Although Garfield: The Movie is fraught with numerous inadequacies including a hollow plot, witless dialogue and inept direction, the film suffers from a flaw with far more damaging significance. From the opening scenes we notice that the titular character isn't rendered properly. Garfield doesn't look like Garfield. Because of the tremendous commercial success of the comic strip and the incessant deluge of coffee mugs, posters and lunch boxes sporting the feline's flabby physique, we all know that Garfield is an orange cat with black stripes and heavily lidded bug-eyes. Right? The cgi version of Garfield in the movie fails to capture this familiarity, leaving us with a stripeless, yellow virtual furball that looks more like my own tabby named Michigan. Come to think of it, he kind of acts like Michigan as well... but I digress.

Bill Murray follows his Oscar-nominated performance in last year's critical darling, Lost in Translation by lending his talent as the voice of Garfield. A great casting move here as I can hardly think of anyone more suited for the lazy, lethargic lasagna eater. Murray's apathetic droll is spot on. Despite the lack of amusing material, he is mostly successful, especially when he breaks into his lounge lizard act, which features the lively ditty New Dog State of Mind, a version of Billy Joel's New York State of Mind.

Garfield is fat and contented living the lazy life with his goofball owner Jon Arbuckle (Breckin Meyer). That is, until Jon, hoping to impress a cute-as-a-button veterinarian (Jennifer Love Hewitt), agrees to take in a homeless puppy named Odie, which disrupts Garfield's little patch of heaven.

Following a twenty-minute sequence of creative but mean-spirited insults hurled at Odie, Garfield locks Odie out of the house only to later feel badly when an evil TV-show host (Stephen Tobolowsky), sees Odie's dancing talents as his ticket to fame and fortune.

The remainder of the movie is filled with cornball antics and slapstick physical comedy as Garfield gathers the neighborhood pets and sets out on a mission to rescue Odie. Children will undoubtedly enjoy their Garfield experience, but more in a The Country Bears manner rather than Holes or Shrek. Whereas the latter two films entertained with their smart inspiration and creative storytelling, Garfield uses dimwitted dialogue and absurd chase scenes to disguise the fact that there's really not much there.

To say that Garfield: The Movie is not a good movie is as profound a statement as declaring that Jerry Rice was a good football player.
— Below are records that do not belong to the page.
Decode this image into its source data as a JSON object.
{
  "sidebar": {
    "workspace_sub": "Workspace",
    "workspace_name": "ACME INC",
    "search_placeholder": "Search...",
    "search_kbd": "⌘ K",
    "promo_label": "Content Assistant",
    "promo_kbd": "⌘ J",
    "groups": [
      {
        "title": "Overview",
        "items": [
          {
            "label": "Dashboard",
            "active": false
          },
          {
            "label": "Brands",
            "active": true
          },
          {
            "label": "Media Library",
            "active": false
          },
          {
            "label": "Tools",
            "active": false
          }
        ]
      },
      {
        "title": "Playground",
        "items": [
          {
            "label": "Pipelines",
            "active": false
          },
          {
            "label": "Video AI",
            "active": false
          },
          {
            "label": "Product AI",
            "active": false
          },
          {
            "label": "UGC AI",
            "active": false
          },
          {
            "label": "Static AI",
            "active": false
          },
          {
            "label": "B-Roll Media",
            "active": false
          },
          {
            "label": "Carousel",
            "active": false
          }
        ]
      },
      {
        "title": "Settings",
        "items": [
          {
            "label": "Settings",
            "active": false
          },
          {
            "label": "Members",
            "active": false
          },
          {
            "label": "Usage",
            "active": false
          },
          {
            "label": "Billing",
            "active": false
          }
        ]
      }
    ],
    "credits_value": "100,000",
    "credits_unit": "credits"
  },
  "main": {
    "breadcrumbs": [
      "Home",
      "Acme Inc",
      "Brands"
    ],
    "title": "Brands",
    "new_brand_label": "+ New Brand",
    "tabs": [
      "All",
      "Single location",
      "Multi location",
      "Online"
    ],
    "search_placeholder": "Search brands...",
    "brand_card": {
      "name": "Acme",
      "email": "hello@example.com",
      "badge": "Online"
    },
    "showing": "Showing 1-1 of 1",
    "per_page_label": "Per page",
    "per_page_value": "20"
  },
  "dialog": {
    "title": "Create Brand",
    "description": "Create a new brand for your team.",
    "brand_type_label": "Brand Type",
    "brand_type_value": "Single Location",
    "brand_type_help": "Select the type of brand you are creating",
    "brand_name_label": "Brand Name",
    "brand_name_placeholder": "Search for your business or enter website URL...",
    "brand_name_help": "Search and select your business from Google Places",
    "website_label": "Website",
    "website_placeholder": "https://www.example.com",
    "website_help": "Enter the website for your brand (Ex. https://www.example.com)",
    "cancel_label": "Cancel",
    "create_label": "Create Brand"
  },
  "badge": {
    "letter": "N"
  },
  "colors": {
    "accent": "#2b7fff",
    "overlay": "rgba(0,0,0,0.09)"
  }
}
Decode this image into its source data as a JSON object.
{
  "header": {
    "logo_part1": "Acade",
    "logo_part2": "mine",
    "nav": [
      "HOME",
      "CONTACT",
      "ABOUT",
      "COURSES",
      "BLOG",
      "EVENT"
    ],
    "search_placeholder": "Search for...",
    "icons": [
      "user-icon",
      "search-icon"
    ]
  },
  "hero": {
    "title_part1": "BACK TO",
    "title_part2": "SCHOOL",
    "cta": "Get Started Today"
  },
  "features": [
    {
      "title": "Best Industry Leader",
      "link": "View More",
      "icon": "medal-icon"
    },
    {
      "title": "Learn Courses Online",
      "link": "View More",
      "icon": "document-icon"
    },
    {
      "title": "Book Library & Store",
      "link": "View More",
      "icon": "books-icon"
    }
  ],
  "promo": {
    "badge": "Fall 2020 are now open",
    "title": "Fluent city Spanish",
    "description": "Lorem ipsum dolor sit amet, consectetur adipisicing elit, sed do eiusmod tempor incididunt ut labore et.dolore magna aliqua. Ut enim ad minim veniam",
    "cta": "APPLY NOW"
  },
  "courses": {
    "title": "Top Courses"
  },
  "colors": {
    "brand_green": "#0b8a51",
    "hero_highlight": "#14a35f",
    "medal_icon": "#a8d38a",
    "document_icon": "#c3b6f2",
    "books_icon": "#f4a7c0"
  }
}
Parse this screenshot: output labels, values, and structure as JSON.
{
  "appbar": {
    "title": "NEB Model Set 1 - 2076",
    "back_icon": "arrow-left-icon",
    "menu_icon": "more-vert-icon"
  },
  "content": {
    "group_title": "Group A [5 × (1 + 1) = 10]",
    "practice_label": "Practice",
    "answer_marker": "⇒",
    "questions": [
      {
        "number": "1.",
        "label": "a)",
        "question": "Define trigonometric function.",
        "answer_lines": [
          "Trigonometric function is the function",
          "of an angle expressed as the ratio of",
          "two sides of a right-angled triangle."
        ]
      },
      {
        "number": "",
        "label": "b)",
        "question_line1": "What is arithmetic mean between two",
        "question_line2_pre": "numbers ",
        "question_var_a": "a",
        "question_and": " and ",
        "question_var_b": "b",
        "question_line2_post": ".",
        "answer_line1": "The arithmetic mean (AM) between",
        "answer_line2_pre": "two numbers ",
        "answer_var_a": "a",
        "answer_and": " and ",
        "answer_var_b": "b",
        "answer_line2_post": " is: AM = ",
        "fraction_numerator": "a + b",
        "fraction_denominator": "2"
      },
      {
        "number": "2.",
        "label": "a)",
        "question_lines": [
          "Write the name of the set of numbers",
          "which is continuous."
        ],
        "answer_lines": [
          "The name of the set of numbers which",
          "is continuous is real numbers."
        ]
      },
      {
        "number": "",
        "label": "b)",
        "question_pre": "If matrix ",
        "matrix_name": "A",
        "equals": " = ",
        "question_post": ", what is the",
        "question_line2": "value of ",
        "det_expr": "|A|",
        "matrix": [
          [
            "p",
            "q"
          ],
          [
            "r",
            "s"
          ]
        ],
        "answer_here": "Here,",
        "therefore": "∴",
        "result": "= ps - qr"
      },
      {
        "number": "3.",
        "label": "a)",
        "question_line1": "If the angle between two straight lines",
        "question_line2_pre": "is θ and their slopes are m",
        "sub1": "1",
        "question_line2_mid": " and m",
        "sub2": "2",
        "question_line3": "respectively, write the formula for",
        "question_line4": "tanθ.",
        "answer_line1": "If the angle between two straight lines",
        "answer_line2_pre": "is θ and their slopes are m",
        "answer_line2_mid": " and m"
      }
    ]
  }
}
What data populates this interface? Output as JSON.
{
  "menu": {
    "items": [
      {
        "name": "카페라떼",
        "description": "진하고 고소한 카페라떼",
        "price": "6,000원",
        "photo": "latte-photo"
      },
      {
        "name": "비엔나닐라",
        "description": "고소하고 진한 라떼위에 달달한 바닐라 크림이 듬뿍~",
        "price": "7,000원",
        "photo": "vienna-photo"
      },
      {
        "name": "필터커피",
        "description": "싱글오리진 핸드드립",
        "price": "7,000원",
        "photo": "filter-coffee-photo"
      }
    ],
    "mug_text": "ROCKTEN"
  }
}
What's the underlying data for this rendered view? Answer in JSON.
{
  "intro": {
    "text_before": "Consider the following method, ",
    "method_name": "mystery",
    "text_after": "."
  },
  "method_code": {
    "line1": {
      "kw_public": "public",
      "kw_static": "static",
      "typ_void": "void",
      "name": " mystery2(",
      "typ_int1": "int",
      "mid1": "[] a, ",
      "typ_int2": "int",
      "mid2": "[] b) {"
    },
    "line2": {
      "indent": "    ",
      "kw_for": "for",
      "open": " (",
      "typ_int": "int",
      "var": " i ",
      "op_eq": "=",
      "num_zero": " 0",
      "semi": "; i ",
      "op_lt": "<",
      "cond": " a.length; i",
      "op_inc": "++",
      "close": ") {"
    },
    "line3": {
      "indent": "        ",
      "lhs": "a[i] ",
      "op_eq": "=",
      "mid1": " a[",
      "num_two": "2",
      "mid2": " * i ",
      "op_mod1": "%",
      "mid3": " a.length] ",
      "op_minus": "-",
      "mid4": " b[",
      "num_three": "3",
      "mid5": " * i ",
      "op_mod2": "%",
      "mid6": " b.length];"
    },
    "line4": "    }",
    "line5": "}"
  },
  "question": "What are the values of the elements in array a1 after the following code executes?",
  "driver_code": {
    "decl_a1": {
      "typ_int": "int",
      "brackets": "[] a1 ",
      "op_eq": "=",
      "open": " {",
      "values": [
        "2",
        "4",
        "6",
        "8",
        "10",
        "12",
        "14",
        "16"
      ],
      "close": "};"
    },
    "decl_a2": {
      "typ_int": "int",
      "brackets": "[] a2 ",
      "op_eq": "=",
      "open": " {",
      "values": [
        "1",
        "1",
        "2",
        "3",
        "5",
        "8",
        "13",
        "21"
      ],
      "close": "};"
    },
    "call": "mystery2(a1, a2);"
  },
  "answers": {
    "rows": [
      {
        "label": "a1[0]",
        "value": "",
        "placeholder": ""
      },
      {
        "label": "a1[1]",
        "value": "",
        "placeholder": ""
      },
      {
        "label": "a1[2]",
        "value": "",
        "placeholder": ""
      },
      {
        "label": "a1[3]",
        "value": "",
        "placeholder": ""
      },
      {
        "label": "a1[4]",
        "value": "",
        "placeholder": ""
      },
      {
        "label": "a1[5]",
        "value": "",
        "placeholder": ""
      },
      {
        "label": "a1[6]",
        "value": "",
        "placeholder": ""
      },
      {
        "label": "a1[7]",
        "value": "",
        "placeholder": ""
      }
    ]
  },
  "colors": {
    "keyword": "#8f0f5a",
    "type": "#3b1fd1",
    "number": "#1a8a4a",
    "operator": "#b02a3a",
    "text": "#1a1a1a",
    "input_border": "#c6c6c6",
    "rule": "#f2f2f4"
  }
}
But unlike Jerry Rice, Garfield: The Movie failed to take advantage of the fact that no one expected it to be any good in the first place. Some of Hollywood's most pleasant surprises come from the least expected places, but in the case of Garfield: The Movie, low expectations result in even lower results.


DVD Details:

Screen formats: Widescreen 1.85:1; Full Screen 1.33:1.

Subtitles: English, Spanish.

Language and Sound: English: Dolby Digital 2.0 Stereo; French: Dolby Digital 2.0 Stereo; Spanish: Dolby Digital 2.0 Stereo

Other Features: Color; scene access; interactive menus; audio commentary; trailer.

* Commentaries: with director Peter Hewitt and producer John Davis as they primarily discuss, among other items, the film's special effects and the difficulties that had to be overcome while acting with an entity that isn't there.
* Sneak Peak:
o Robots.
* Featurettes:
+ Because of Winn-Dixie.
* Music Video: Holla! by the Baha Men.

Number of discs: 1